There is some controversy over dewclaw removal. According to the AKC, rear dewclaws are often removed for cosmetic reasons but front dewclaws should not be removed as it can cause pain in the toes or arthritis. The procedure should only be done for medical reasons. Preventive Vet notes dewclaw removal may only be needed if rear dewclaws are loose or floppy.

How can I prevent dewclaw injuries?

To prevent dewclaw injuries, keep nails trimmed to avoid tearing and catching on objects. Use dog-safe flooring and cover sharp furniture edges. Discourage excessive digging behaviors. Use a dog ramp or stairs to prevent jumping on and off furniture. Wrap dewclaws during active play. Seek prompt vet care for any dewclaw injuries.
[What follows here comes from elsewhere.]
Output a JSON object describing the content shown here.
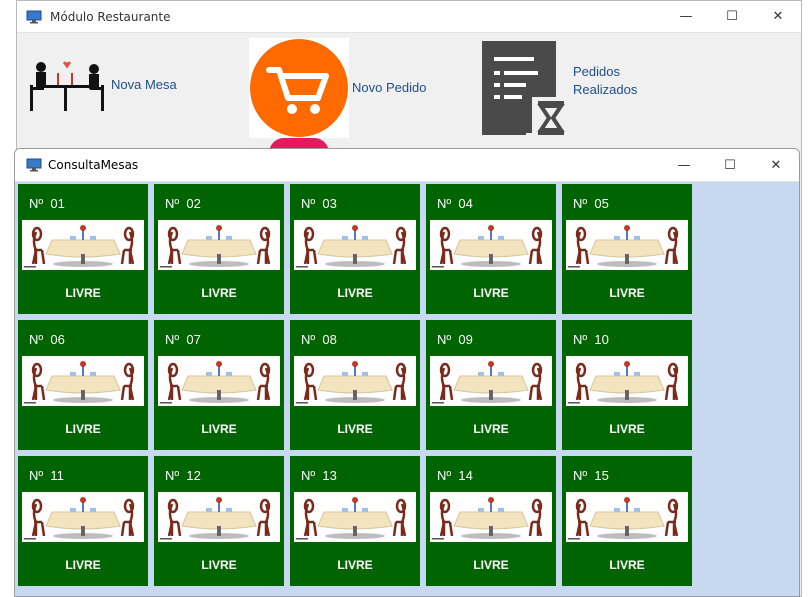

Should I trim my dog’s dewclaws?

Yes, it’s important to trim dewclaw nails periodically, just like regular nails. Long dewclaw nails are prone to catching and tearing. Use dog-safe nail clippers and trim off small amounts at a time. Avoid cutting into the quick. Go slowly and reward your dog during trims. Seek guidance from your vet or groomer if unsure.


In summary, there are several dog breeds that commonly lack rear dewclaws, including Great Pyrenees, Briards, and Anatolian Shepherds. Front dewclaws may be missing in breeds like Boxers, Doberman Pinschers, and Beaucerons. While proponents argue that dewclaw removal reduces injury risks, others claim the procedure is unnecessary and painful when done later in life. There is still debate around dewclaw function and whether the benefits of removal outweigh potential drawbacks. Those participating in dog sports/work may opt to keep dewclaws for additional gripping ability. Breed standards provide guidance on presence and size of dewclaws for show dogs. Overall, it’s important to research your specific breed and purpose when deciding on dewclaw removal, as no universal recommendations apply to all dogs. Though small, the dewclaws still serve a purpose for most breeds. Consider your dog’s needs, risks, and quality of life when making your decision.

Scroll to Top